> Data to examine:
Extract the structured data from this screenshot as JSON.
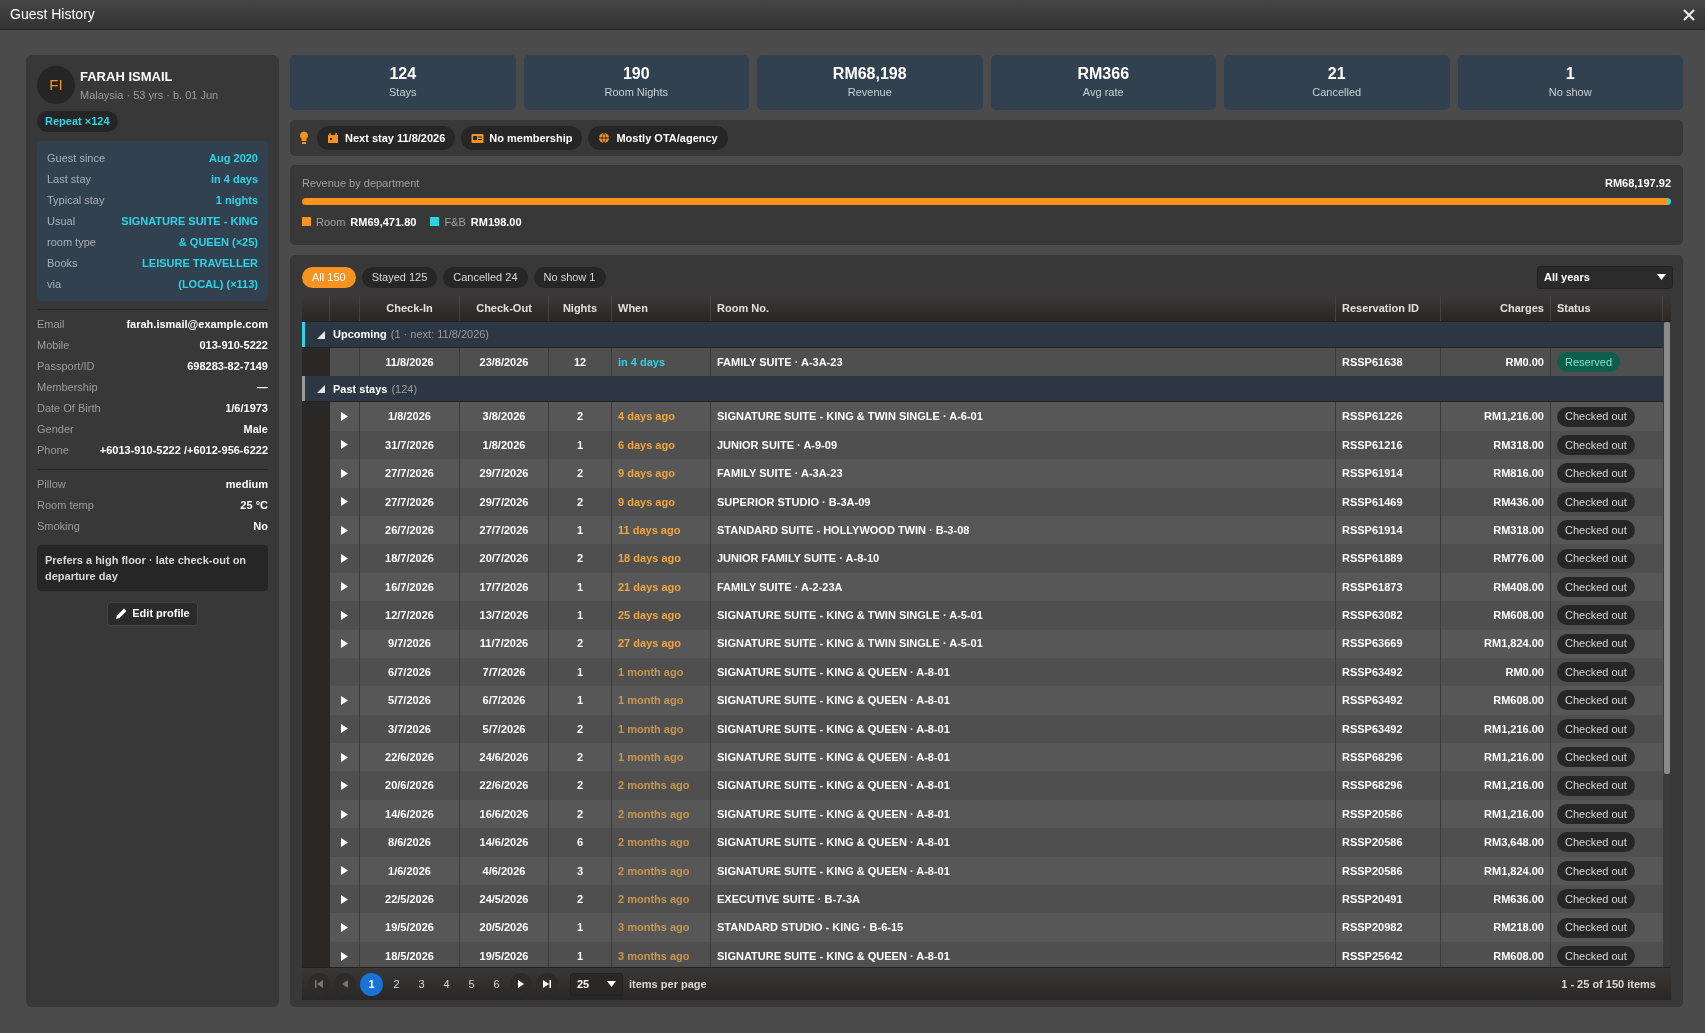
{
  "window": {
    "title": "Guest History"
  },
  "guest": {
    "initials": "FI",
    "name": "FARAH ISMAIL",
    "subtitle": "Malaysia · 53 yrs · b. 01 Jun",
    "badge": "Repeat ×124",
    "summary": [
      {
        "label": "Guest since",
        "value": "Aug 2020"
      },
      {
        "label": "Last stay",
        "value": "in 4 days"
      },
      {
        "label": "Typical stay",
        "value": "1 nights"
      },
      {
        "label": "Usual",
        "value": "SIGNATURE SUITE - KING"
      },
      {
        "label": "room type",
        "value": "& QUEEN (×25)"
      },
      {
        "label": "Books",
        "value": "LEISURE TRAVELLER"
      },
      {
        "label": "via",
        "value": "(LOCAL) (×113)"
      }
    ],
    "contact": [
      {
        "label": "Email",
        "value": "farah.ismail@example.com"
      },
      {
        "label": "Mobile",
        "value": "013-910-5222"
      },
      {
        "label": "Passport/ID",
        "value": "698283-82-7149"
      },
      {
        "label": "Membership",
        "value": "—"
      },
      {
        "label": "Date Of Birth",
        "value": "1/6/1973"
      },
      {
        "label": "Gender",
        "value": "Male"
      },
      {
        "label": "Phone",
        "value": "+6013-910-5222 /+6012-956-6222"
      }
    ],
    "preferences": [
      {
        "label": "Pillow",
        "value": "medium"
      },
      {
        "label": "Room temp",
        "value": "25 °C"
      },
      {
        "label": "Smoking",
        "value": "No"
      }
    ],
    "note": "Prefers a high floor · late check-out on departure day",
    "edit_button": "Edit profile"
  },
  "stats": [
    {
      "value": "124",
      "label": "Stays"
    },
    {
      "value": "190",
      "label": "Room Nights"
    },
    {
      "value": "RM68,198",
      "label": "Revenue"
    },
    {
      "value": "RM366",
      "label": "Avg rate"
    },
    {
      "value": "21",
      "label": "Cancelled"
    },
    {
      "value": "1",
      "label": "No show"
    }
  ],
  "insights": [
    {
      "kind": "calendar",
      "label": "Next stay 11/8/2026"
    },
    {
      "kind": "card",
      "label": "No membership"
    },
    {
      "kind": "globe",
      "label": "Mostly OTA/agency"
    }
  ],
  "revenue": {
    "title": "Revenue by department",
    "total": "RM68,197.92",
    "segments": [
      {
        "label": "Room",
        "value": "RM69,471.80",
        "color": "#f7931e",
        "level": 0.997
      },
      {
        "label": "F&B",
        "value": "RM198.00",
        "color": "#2dd4e6",
        "level": 0.003
      }
    ]
  },
  "filters": [
    {
      "label": "All 150",
      "selected": true
    },
    {
      "label": "Stayed 125",
      "selected": false
    },
    {
      "label": "Cancelled 24",
      "selected": false
    },
    {
      "label": "No show 1",
      "selected": false
    }
  ],
  "year_filter": "All years",
  "table": {
    "columns": [
      {
        "label": "Check-In"
      },
      {
        "label": "Check-Out"
      },
      {
        "label": "Nights"
      },
      {
        "label": "When"
      },
      {
        "label": "Room No."
      },
      {
        "label": "Reservation ID"
      },
      {
        "label": "Charges"
      },
      {
        "label": "Status"
      }
    ],
    "groups": [
      {
        "label": "Upcoming",
        "meta": "(1 · next: 11/8/2026)",
        "expanded": true,
        "color": "#2dd4e6",
        "rows": [
          {
            "expandable": false,
            "check_in": "11/8/2026",
            "check_out": "23/8/2026",
            "nights": "12",
            "when": "in 4 days",
            "color": "#2dd4e6",
            "room": "FAMILY SUITE · A-3A-23",
            "reservation_id": "RSSP61638",
            "charges": "RM0.00",
            "status": "Reserved",
            "kind": "reserved"
          }
        ]
      },
      {
        "label": "Past stays",
        "meta": "(124)",
        "expanded": true,
        "color": "#9a9a9a",
        "rows": [
          {
            "expandable": true,
            "check_in": "1/8/2026",
            "check_out": "3/8/2026",
            "nights": "2",
            "when": "4 days ago",
            "color": "#f0a640",
            "room": "SIGNATURE SUITE - KING & TWIN SINGLE · A-6-01",
            "reservation_id": "RSSP61226",
            "charges": "RM1,216.00",
            "status": "Checked out",
            "kind": "checked_out"
          },
          {
            "expandable": true,
            "check_in": "31/7/2026",
            "check_out": "1/8/2026",
            "nights": "1",
            "when": "6 days ago",
            "color": "#f0a640",
            "room": "JUNIOR SUITE · A-9-09",
            "reservation_id": "RSSP61216",
            "charges": "RM318.00",
            "status": "Checked out",
            "kind": "checked_out"
          },
          {
            "expandable": true,
            "check_in": "27/7/2026",
            "check_out": "29/7/2026",
            "nights": "2",
            "when": "9 days ago",
            "color": "#f0a640",
            "room": "FAMILY SUITE · A-3A-23",
            "reservation_id": "RSSP61914",
            "charges": "RM816.00",
            "status": "Checked out",
            "kind": "checked_out"
          },
          {
            "expandable": true,
            "check_in": "27/7/2026",
            "check_out": "29/7/2026",
            "nights": "2",
            "when": "9 days ago",
            "color": "#f0a640",
            "room": "SUPERIOR STUDIO · B-3A-09",
            "reservation_id": "RSSP61469",
            "charges": "RM436.00",
            "status": "Checked out",
            "kind": "checked_out"
          },
          {
            "expandable": true,
            "check_in": "26/7/2026",
            "check_out": "27/7/2026",
            "nights": "1",
            "when": "11 days ago",
            "color": "#f0a640",
            "room": "STANDARD SUITE - HOLLYWOOD TWIN · B-3-08",
            "reservation_id": "RSSP61914",
            "charges": "RM318.00",
            "status": "Checked out",
            "kind": "checked_out"
          },
          {
            "expandable": true,
            "check_in": "18/7/2026",
            "check_out": "20/7/2026",
            "nights": "2",
            "when": "18 days ago",
            "color": "#f0a640",
            "room": "JUNIOR FAMILY SUITE · A-8-10",
            "reservation_id": "RSSP61889",
            "charges": "RM776.00",
            "status": "Checked out",
            "kind": "checked_out"
          },
          {
            "expandable": true,
            "check_in": "16/7/2026",
            "check_out": "17/7/2026",
            "nights": "1",
            "when": "21 days ago",
            "color": "#f0a640",
            "room": "FAMILY SUITE · A-2-23A",
            "reservation_id": "RSSP61873",
            "charges": "RM408.00",
            "status": "Checked out",
            "kind": "checked_out"
          },
          {
            "expandable": true,
            "check_in": "12/7/2026",
            "check_out": "13/7/2026",
            "nights": "1",
            "when": "25 days ago",
            "color": "#f0a640",
            "room": "SIGNATURE SUITE - KING & TWIN SINGLE · A-5-01",
            "reservation_id": "RSSP63082",
            "charges": "RM608.00",
            "status": "Checked out",
            "kind": "checked_out"
          },
          {
            "expandable": true,
            "check_in": "9/7/2026",
            "check_out": "11/7/2026",
            "nights": "2",
            "when": "27 days ago",
            "color": "#f0a640",
            "room": "SIGNATURE SUITE - KING & TWIN SINGLE · A-5-01",
            "reservation_id": "RSSP63669",
            "charges": "RM1,824.00",
            "status": "Checked out",
            "kind": "checked_out"
          },
          {
            "expandable": false,
            "check_in": "6/7/2026",
            "check_out": "7/7/2026",
            "nights": "1",
            "when": "1 month ago",
            "color": "#c8964e",
            "room": "SIGNATURE SUITE - KING & QUEEN · A-8-01",
            "reservation_id": "RSSP63492",
            "charges": "RM0.00",
            "status": "Checked out",
            "kind": "checked_out"
          },
          {
            "expandable": true,
            "check_in": "5/7/2026",
            "check_out": "6/7/2026",
            "nights": "1",
            "when": "1 month ago",
            "color": "#c8964e",
            "room": "SIGNATURE SUITE - KING & QUEEN · A-8-01",
            "reservation_id": "RSSP63492",
            "charges": "RM608.00",
            "status": "Checked out",
            "kind": "checked_out"
          },
          {
            "expandable": true,
            "check_in": "3/7/2026",
            "check_out": "5/7/2026",
            "nights": "2",
            "when": "1 month ago",
            "color": "#c8964e",
            "room": "SIGNATURE SUITE - KING & QUEEN · A-8-01",
            "reservation_id": "RSSP63492",
            "charges": "RM1,216.00",
            "status": "Checked out",
            "kind": "checked_out"
          },
          {
            "expandable": true,
            "check_in": "22/6/2026",
            "check_out": "24/6/2026",
            "nights": "2",
            "when": "1 month ago",
            "color": "#c8964e",
            "room": "SIGNATURE SUITE - KING & QUEEN · A-8-01",
            "reservation_id": "RSSP68296",
            "charges": "RM1,216.00",
            "status": "Checked out",
            "kind": "checked_out"
          },
          {
            "expandable": true,
            "check_in": "20/6/2026",
            "check_out": "22/6/2026",
            "nights": "2",
            "when": "2 months ago",
            "color": "#c8964e",
            "room": "SIGNATURE SUITE - KING & QUEEN · A-8-01",
            "reservation_id": "RSSP68296",
            "charges": "RM1,216.00",
            "status": "Checked out",
            "kind": "checked_out"
          },
          {
            "expandable": true,
            "check_in": "14/6/2026",
            "check_out": "16/6/2026",
            "nights": "2",
            "when": "2 months ago",
            "color": "#c8964e",
            "room": "SIGNATURE SUITE - KING & QUEEN · A-8-01",
            "reservation_id": "RSSP20586",
            "charges": "RM1,216.00",
            "status": "Checked out",
            "kind": "checked_out"
          },
          {
            "expandable": true,
            "check_in": "8/6/2026",
            "check_out": "14/6/2026",
            "nights": "6",
            "when": "2 months ago",
            "color": "#c8964e",
            "room": "SIGNATURE SUITE - KING & QUEEN · A-8-01",
            "reservation_id": "RSSP20586",
            "charges": "RM3,648.00",
            "status": "Checked out",
            "kind": "checked_out"
          },
          {
            "expandable": true,
            "check_in": "1/6/2026",
            "check_out": "4/6/2026",
            "nights": "3",
            "when": "2 months ago",
            "color": "#c8964e",
            "room": "SIGNATURE SUITE - KING & QUEEN · A-8-01",
            "reservation_id": "RSSP20586",
            "charges": "RM1,824.00",
            "status": "Checked out",
            "kind": "checked_out"
          },
          {
            "expandable": true,
            "check_in": "22/5/2026",
            "check_out": "24/5/2026",
            "nights": "2",
            "when": "2 months ago",
            "color": "#c8964e",
            "room": "EXECUTIVE SUITE · B-7-3A",
            "reservation_id": "RSSP20491",
            "charges": "RM636.00",
            "status": "Checked out",
            "kind": "checked_out"
          },
          {
            "expandable": true,
            "check_in": "19/5/2026",
            "check_out": "20/5/2026",
            "nights": "1",
            "when": "3 months ago",
            "color": "#c8964e",
            "room": "STANDARD STUDIO - KING · B-6-15",
            "reservation_id": "RSSP20982",
            "charges": "RM218.00",
            "status": "Checked out",
            "kind": "checked_out"
          },
          {
            "expandable": true,
            "check_in": "18/5/2026",
            "check_out": "19/5/2026",
            "nights": "1",
            "when": "3 months ago",
            "color": "#c8964e",
            "room": "SIGNATURE SUITE - KING & QUEEN · A-8-01",
            "reservation_id": "RSSP25642",
            "charges": "RM608.00",
            "status": "Checked out",
            "kind": "checked_out"
          }
        ]
      }
    ]
  },
  "pager": {
    "pages": [
      {
        "label": "1",
        "selected": true
      },
      {
        "label": "2",
        "selected": false
      },
      {
        "label": "3",
        "selected": false
      },
      {
        "label": "4",
        "selected": false
      },
      {
        "label": "5",
        "selected": false
      },
      {
        "label": "6",
        "selected": false
      }
    ],
    "page_size": "25",
    "page_size_label": "items per page",
    "summary": "1 - 25 of 150 items"
  }
}
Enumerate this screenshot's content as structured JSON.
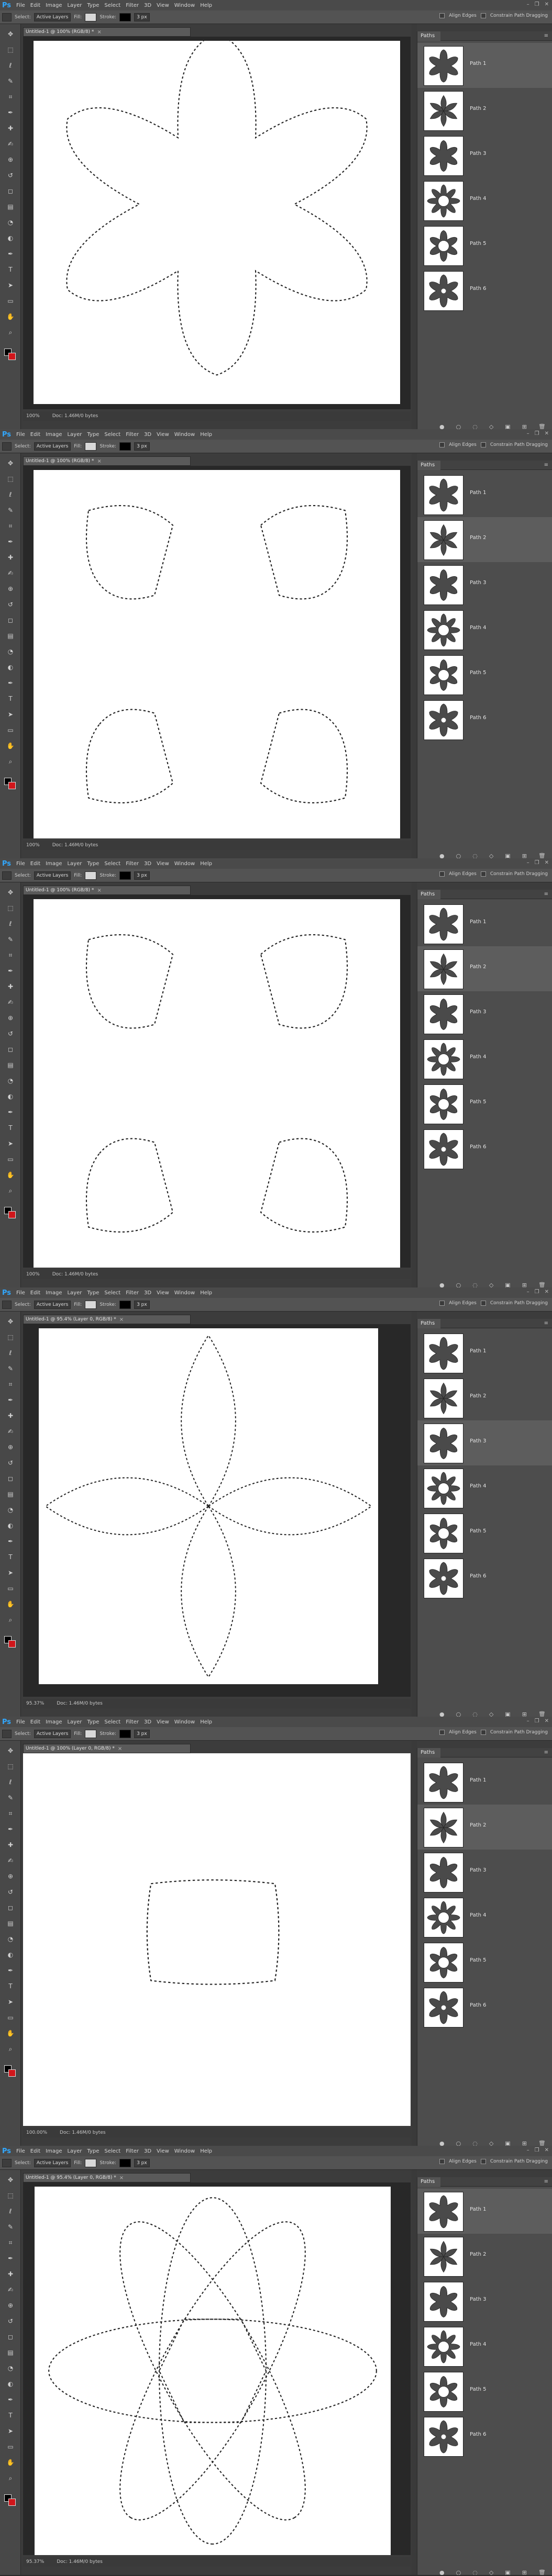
{
  "app": {
    "logo": "Ps",
    "menus": [
      "File",
      "Edit",
      "Image",
      "Layer",
      "Type",
      "Select",
      "Filter",
      "3D",
      "View",
      "Window",
      "Help"
    ],
    "window_controls": [
      "–",
      "❐",
      "✕"
    ]
  },
  "options_bar": {
    "select_label": "Select:",
    "select_value": "Active Layers",
    "fill_label": "Fill:",
    "stroke_label": "Stroke:",
    "stroke_width": "3 px",
    "align_edges_label": "Align Edges",
    "constrain_label": "Constrain Path Dragging"
  },
  "paths_panel": {
    "title": "Paths",
    "menu_icon": "panel-menu-icon",
    "items": [
      {
        "name": "Path 1"
      },
      {
        "name": "Path 2"
      },
      {
        "name": "Path 3"
      },
      {
        "name": "Path 4"
      },
      {
        "name": "Path 5"
      },
      {
        "name": "Path 6"
      }
    ],
    "footer_icons": [
      "fill-path-icon",
      "stroke-path-icon",
      "load-selection-icon",
      "make-work-path-icon",
      "add-mask-icon",
      "new-path-icon",
      "delete-path-icon"
    ]
  },
  "frames": [
    {
      "tab_title": "Untitled-1 @ 100% (RGB/8) *",
      "zoom": "100%",
      "doc_info": "Doc: 1.46M/0 bytes",
      "selected_path": 0,
      "canvas_shape": "flower"
    },
    {
      "tab_title": "Untitled-1 @ 100% (RGB/8) *",
      "zoom": "100%",
      "doc_info": "Doc: 1.46M/0 bytes",
      "selected_path": 1,
      "canvas_shape": "four-petals"
    },
    {
      "tab_title": "Untitled-1 @ 100% (RGB/8) *",
      "zoom": "100%",
      "doc_info": "Doc: 1.46M/0 bytes",
      "selected_path": 1,
      "canvas_shape": "four-petals"
    },
    {
      "tab_title": "Untitled-1 @ 95.4% (Layer 0, RGB/8) *",
      "zoom": "95.37%",
      "doc_info": "Doc: 1.46M/0 bytes",
      "selected_path": 2,
      "canvas_shape": "cross"
    },
    {
      "tab_title": "Untitled-1 @ 100% (Layer 0, RGB/8) *",
      "zoom": "100.00%",
      "doc_info": "Doc: 1.46M/0 bytes",
      "selected_path": 1,
      "canvas_shape": "square"
    },
    {
      "tab_title": "Untitled-1 @ 95.4% (Layer 0, RGB/8) *",
      "zoom": "95.37%",
      "doc_info": "Doc: 1.46M/0 bytes",
      "selected_path": 0,
      "canvas_shape": "atom"
    }
  ],
  "tools": [
    "move-tool-icon",
    "marquee-tool-icon",
    "lasso-tool-icon",
    "quick-select-tool-icon",
    "crop-tool-icon",
    "eyedropper-tool-icon",
    "healing-tool-icon",
    "brush-tool-icon",
    "clone-stamp-tool-icon",
    "history-brush-tool-icon",
    "eraser-tool-icon",
    "gradient-tool-icon",
    "blur-tool-icon",
    "dodge-tool-icon",
    "pen-tool-icon",
    "type-tool-icon",
    "path-selection-tool-icon",
    "shape-tool-icon",
    "hand-tool-icon",
    "zoom-tool-icon"
  ],
  "colors": {
    "foreground": "#000000",
    "background": "#d0161b",
    "accent": "#31a8ff"
  }
}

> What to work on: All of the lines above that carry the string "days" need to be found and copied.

> Solution:
        "value": "in 4 days"
            "when": "in 4 days",
            "when": "4 days ago",
            "when": "6 days ago",
            "when": "9 days ago",
            "when": "9 days ago",
            "when": "11 days ago",
            "when": "18 days ago",
            "when": "21 days ago",
            "when": "25 days ago",
            "when": "27 days ago",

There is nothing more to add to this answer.